:: SUPPLIED RECORDS ::
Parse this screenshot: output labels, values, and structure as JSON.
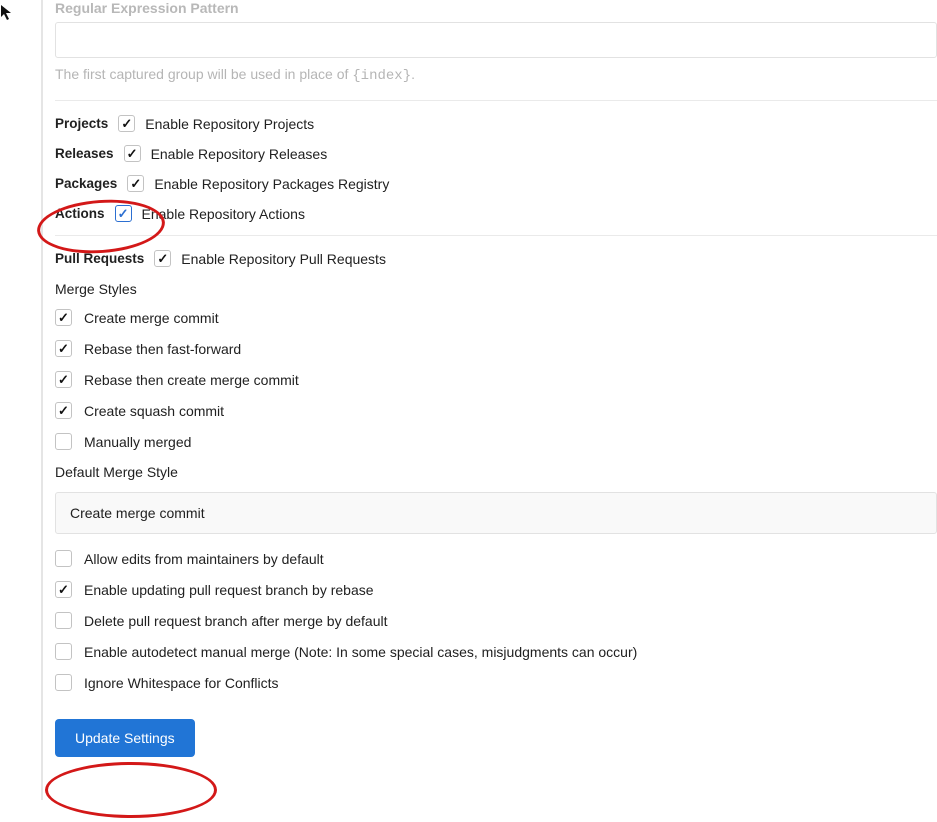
{
  "external_tracker": {
    "label": "Regular Expression Pattern",
    "value": "",
    "help_prefix": "The first captured group will be used in place of ",
    "help_code": "{index}",
    "help_suffix": "."
  },
  "features": {
    "projects": {
      "label": "Projects",
      "check_label": "Enable Repository Projects",
      "checked": true
    },
    "releases": {
      "label": "Releases",
      "check_label": "Enable Repository Releases",
      "checked": true
    },
    "packages": {
      "label": "Packages",
      "check_label": "Enable Repository Packages Registry",
      "checked": true
    },
    "actions": {
      "label": "Actions",
      "check_label": "Enable Repository Actions",
      "checked": true
    },
    "pulls": {
      "label": "Pull Requests",
      "check_label": "Enable Repository Pull Requests",
      "checked": true
    }
  },
  "merge_styles": {
    "heading": "Merge Styles",
    "items": [
      {
        "label": "Create merge commit",
        "checked": true
      },
      {
        "label": "Rebase then fast-forward",
        "checked": true
      },
      {
        "label": "Rebase then create merge commit",
        "checked": true
      },
      {
        "label": "Create squash commit",
        "checked": true
      },
      {
        "label": "Manually merged",
        "checked": false
      }
    ]
  },
  "default_merge_style": {
    "label": "Default Merge Style",
    "selected": "Create merge commit"
  },
  "pr_options": [
    {
      "label": "Allow edits from maintainers by default",
      "checked": false
    },
    {
      "label": "Enable updating pull request branch by rebase",
      "checked": true
    },
    {
      "label": "Delete pull request branch after merge by default",
      "checked": false
    },
    {
      "label": "Enable autodetect manual merge (Note: In some special cases, misjudgments can occur)",
      "checked": false
    },
    {
      "label": "Ignore Whitespace for Conflicts",
      "checked": false
    }
  ],
  "buttons": {
    "update": "Update Settings"
  }
}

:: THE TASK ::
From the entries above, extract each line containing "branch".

:: TASK ANSWER ::
      "label": "Enable updating pull request branch by rebase",
      "label": "Delete pull request branch after merge by default",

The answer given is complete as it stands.